How to securely set up user accounts

| By:
Anna Morgan

Today’s workforces look a lot different than in the past. With more employees working remotely, many organizations have either gone fully remote or have a hybrid structure. In either case, a disbursed user base can bring in new risks and vulnerabilities as well as user downtime and loss of productivity that can’t be left unattended.  

ConnectWise ScreenConnect can help you reduce these risks by providing a behind-the-scenes help desk and secured remote user support with security as a top priority. We also provide many security features our partners can implement to secure their installations. 

In this post, we’ll dive into account security and offer some new user configuration tips for ScreenConnect remote support. We also offer many security features our partners can implement to secure their installations. Let’s get started.  


One of the best ways to ensure user security is with authentication best practices. Administrators can use a combination of internal or external authentication sources to secure user accounts. When using an internal authentication source, passwords and multi-factor authentication are handled in ScreenConnect. If you opt to use an external authentication source, the source is responsible for passwords and additional layers of authentication. User roles and permissions, session groups, and temporary host passes are additional security features within ScreenConnect. 

  • Create a new internal account with Administrator permissions. The default user is the Cloud Account Administrator, which is a super-user account that should only be used when you are managing your instances or your account.  
  • Configure one or more user sources for authentication into your instance. Use existing users from different sources or define them yourself within the application. (Source options include internal, LDAP, ConnectWise SSO, SAML, and OAuth2.) 
  • Use the password complexity options to require your internal users to use more secure passwords. 
  • Each colleague should have a separate account tied to their required permissions. The sharing of accounts and credentials is discouraged. If hackers gain entry, shared passwords make it easier to access other parts of the network. With separate accounts, if you experience an account breach or terminate an employee, you can quickly suspend the affected account. 
  • Multi-factor authentication adds an extra layer of protection to user accounts. With MFA, cybercriminals who get access to credentials will not be able to use them unless they also have the additional authentication factor. (Authentication methods include email & SMS, Google Authenticator, YubiKey, Microsoft Authenticator, LinOTP, and Duo Security "push" alerts.) 
  • Implement role-based security to assign permissions at a granular level. Each employee should have an account with a specified role. We suggest using the least-privilege approach, which is the practice of restricting access rights for users to only those resources absolutely required to perform their job. Roles can be used in conjunction with the session groups to permit whether users can connect to a single machine or a group of machines.  
    • For users needing temporary access to a session, a host pass can be granted with a set expiration time and limits on permissions. A host must have the role permission CreateDelegatedAccessToken to generate a host pass. This may be useful if a vendor needs one-time access to a machine.  
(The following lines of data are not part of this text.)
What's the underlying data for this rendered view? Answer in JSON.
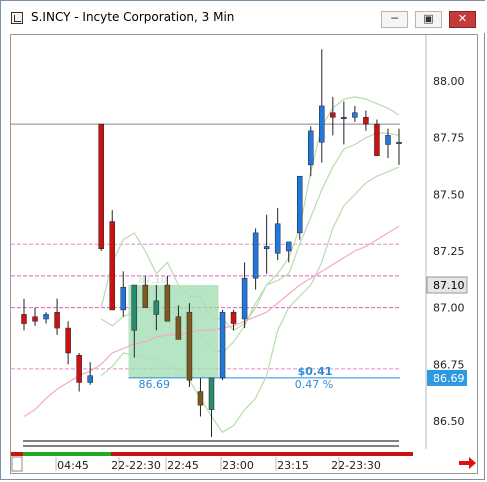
{
  "window": {
    "title": "S.INCY - Incyte Corporation, 3 Min",
    "buttons": {
      "minimize": "─",
      "restore": "▣",
      "close": "✕"
    }
  },
  "chart_data": {
    "type": "candlestick",
    "ylim": [
      86.4,
      88.25
    ],
    "y_ticks": [
      "88.00",
      "87.75",
      "87.50",
      "87.25",
      "87.00",
      "86.75",
      "86.50"
    ],
    "x_ticks": [
      "04:45",
      "22-22:30",
      "22:45",
      "23:00",
      "23:15",
      "22-23:30"
    ],
    "last_price_label": "87.10",
    "marker_price_label": "86.69",
    "horizontal_levels": [
      {
        "value": 87.81,
        "color": "#888888"
      },
      {
        "value": 87.28,
        "color": "#e090c8"
      },
      {
        "value": 87.14,
        "color": "#e060b0"
      },
      {
        "value": 87.0,
        "color": "#e060b0"
      },
      {
        "value": 86.73,
        "color": "#e090c8"
      }
    ],
    "measure_box": {
      "start_price": 86.69,
      "start_label": "86.69",
      "change_label": "$0.41",
      "pct_label": "0.47 %",
      "top_label": "87.10",
      "end_price": 87.1
    },
    "candles": [
      {
        "o": 86.97,
        "h": 87.04,
        "l": 86.9,
        "c": 86.93
      },
      {
        "o": 86.96,
        "h": 87.0,
        "l": 86.92,
        "c": 86.94
      },
      {
        "o": 86.95,
        "h": 86.98,
        "l": 86.93,
        "c": 86.97
      },
      {
        "o": 86.98,
        "h": 87.04,
        "l": 86.88,
        "c": 86.91
      },
      {
        "o": 86.91,
        "h": 86.94,
        "l": 86.75,
        "c": 86.8
      },
      {
        "o": 86.79,
        "h": 86.8,
        "l": 86.63,
        "c": 86.67
      },
      {
        "o": 86.67,
        "h": 86.76,
        "l": 86.66,
        "c": 86.7
      },
      {
        "o": 87.81,
        "h": 87.81,
        "l": 87.25,
        "c": 87.26
      },
      {
        "o": 87.38,
        "h": 87.43,
        "l": 86.99,
        "c": 86.99
      },
      {
        "o": 86.99,
        "h": 87.16,
        "l": 86.96,
        "c": 87.09
      },
      {
        "o": 86.9,
        "h": 87.1,
        "l": 86.78,
        "c": 87.1
      },
      {
        "o": 87.1,
        "h": 87.14,
        "l": 87.0,
        "c": 87.0
      },
      {
        "o": 86.97,
        "h": 87.1,
        "l": 86.9,
        "c": 87.03
      },
      {
        "o": 87.1,
        "h": 87.14,
        "l": 86.94,
        "c": 86.94
      },
      {
        "o": 86.96,
        "h": 87.01,
        "l": 86.89,
        "c": 86.86
      },
      {
        "o": 86.98,
        "h": 87.02,
        "l": 86.65,
        "c": 86.68
      },
      {
        "o": 86.63,
        "h": 86.69,
        "l": 86.52,
        "c": 86.57
      },
      {
        "o": 86.55,
        "h": 86.69,
        "l": 86.43,
        "c": 86.69
      },
      {
        "o": 86.69,
        "h": 86.99,
        "l": 86.68,
        "c": 86.98
      },
      {
        "o": 86.98,
        "h": 86.99,
        "l": 86.9,
        "c": 86.93
      },
      {
        "o": 86.95,
        "h": 87.2,
        "l": 86.91,
        "c": 87.13
      },
      {
        "o": 87.13,
        "h": 87.35,
        "l": 87.08,
        "c": 87.33
      },
      {
        "o": 87.26,
        "h": 87.41,
        "l": 87.15,
        "c": 87.27
      },
      {
        "o": 87.24,
        "h": 87.44,
        "l": 87.21,
        "c": 87.37
      },
      {
        "o": 87.25,
        "h": 87.29,
        "l": 87.2,
        "c": 87.29
      },
      {
        "o": 87.33,
        "h": 87.58,
        "l": 87.3,
        "c": 87.58
      },
      {
        "o": 87.63,
        "h": 87.8,
        "l": 87.58,
        "c": 87.78
      },
      {
        "o": 87.73,
        "h": 88.14,
        "l": 87.64,
        "c": 87.89
      },
      {
        "o": 87.86,
        "h": 87.93,
        "l": 87.76,
        "c": 87.84
      },
      {
        "o": 87.84,
        "h": 87.91,
        "l": 87.72,
        "c": 87.84
      },
      {
        "o": 87.84,
        "h": 87.89,
        "l": 87.82,
        "c": 87.86
      },
      {
        "o": 87.84,
        "h": 87.87,
        "l": 87.78,
        "c": 87.81
      },
      {
        "o": 87.81,
        "h": 87.83,
        "l": 87.68,
        "c": 87.67
      },
      {
        "o": 87.72,
        "h": 87.79,
        "l": 87.66,
        "c": 87.76
      },
      {
        "o": 87.73,
        "h": 87.79,
        "l": 87.63,
        "c": 87.73
      }
    ],
    "bollinger_upper": [
      null,
      null,
      null,
      null,
      null,
      null,
      null,
      87.0,
      87.2,
      87.3,
      87.33,
      87.25,
      87.15,
      87.2,
      87.1,
      87.05,
      87.05,
      86.95,
      86.95,
      86.9,
      86.93,
      87.0,
      87.1,
      87.15,
      87.22,
      87.35,
      87.6,
      87.8,
      87.88,
      87.92,
      87.93,
      87.92,
      87.9,
      87.88,
      87.85
    ],
    "bollinger_lower": [
      null,
      null,
      null,
      null,
      null,
      null,
      null,
      86.7,
      86.74,
      86.8,
      86.79,
      86.78,
      86.77,
      86.75,
      86.72,
      86.68,
      86.6,
      86.52,
      86.45,
      86.48,
      86.55,
      86.6,
      86.7,
      86.9,
      87.0,
      87.05,
      87.1,
      87.2,
      87.35,
      87.45,
      87.5,
      87.55,
      87.58,
      87.6,
      87.62
    ],
    "mid_band": [
      null,
      null,
      null,
      null,
      null,
      null,
      null,
      86.95,
      86.92,
      86.96,
      86.98,
      87.0,
      86.98,
      86.98,
      86.97,
      86.95,
      86.88,
      86.82,
      86.8,
      86.85,
      86.92,
      87.02,
      87.1,
      87.12,
      87.15,
      87.28,
      87.4,
      87.52,
      87.62,
      87.7,
      87.72,
      87.75,
      87.77,
      87.77,
      87.76
    ],
    "moving_average": [
      86.52,
      86.55,
      86.6,
      86.64,
      86.67,
      86.7,
      86.72,
      86.75,
      86.8,
      86.82,
      86.84,
      86.85,
      86.87,
      86.88,
      86.88,
      86.89,
      86.9,
      86.9,
      86.91,
      86.92,
      86.94,
      86.96,
      86.98,
      87.02,
      87.06,
      87.1,
      87.13,
      87.16,
      87.19,
      87.22,
      87.25,
      87.27,
      87.3,
      87.33,
      87.36
    ],
    "colors": {
      "up": "#2277dd",
      "down": "#cc1111",
      "up_shaded": "#2a8a70",
      "down_shaded": "#7a5a20",
      "bb": "#b8dcb0",
      "ma": "#f5a8c8",
      "measure": "#9edcb0"
    }
  }
}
Configuring access 

There are other policies and restrictions you should have in place to limit unauthorized access. Features such as timeouts, authentication factors, blocking or restricting IP addresses, token expiration, idle times, and more are configurable via the Advanced Configuration Editor extension 

  • Page Idle Timeout – If a user idles on the host or admin page for a certain amount of seconds, they will be logged out. 
  • Minimum Authentication Factor Count – Determines the minimum number of authentication factors that must be associated with a user in order for the user to log into the Host and/or Administration page. 
  • Block IP Addresses – Blocks IP addresses from the web interface.  
  • Restrict to IP Addresses – Allows only certain IP addresses to access the web interface.  
  • Host Client Device Fingerprint Validation Level – Rejects incoming connections if the IP address doesn't match the value in the ScreenConnect client's access token. This can be useful to prevent unknown machines from connecting to your instance.  
  • Access Token Expire Seconds – Specifies the period before a Host will have to relaunch a session.  
  • Should Revalidate Time Seconds – Will automatically disconnect the Host from your sessions after Access Token Expire Seconds have expired.  
  • Input Idle Disconnect Time Seconds – Disconnects a host from a session if they have idled for a set number of seconds.  
  • Lock Machine on Connect – Automatically locks the guest machine when a host connects.  
  • Lock Guest Machine – Locks the guest machine when the host disconnects.  
  • "Trust this device" Duration – Specifies the number of days to skip the 2FA prompt after authentication when "Trust this device" is checked.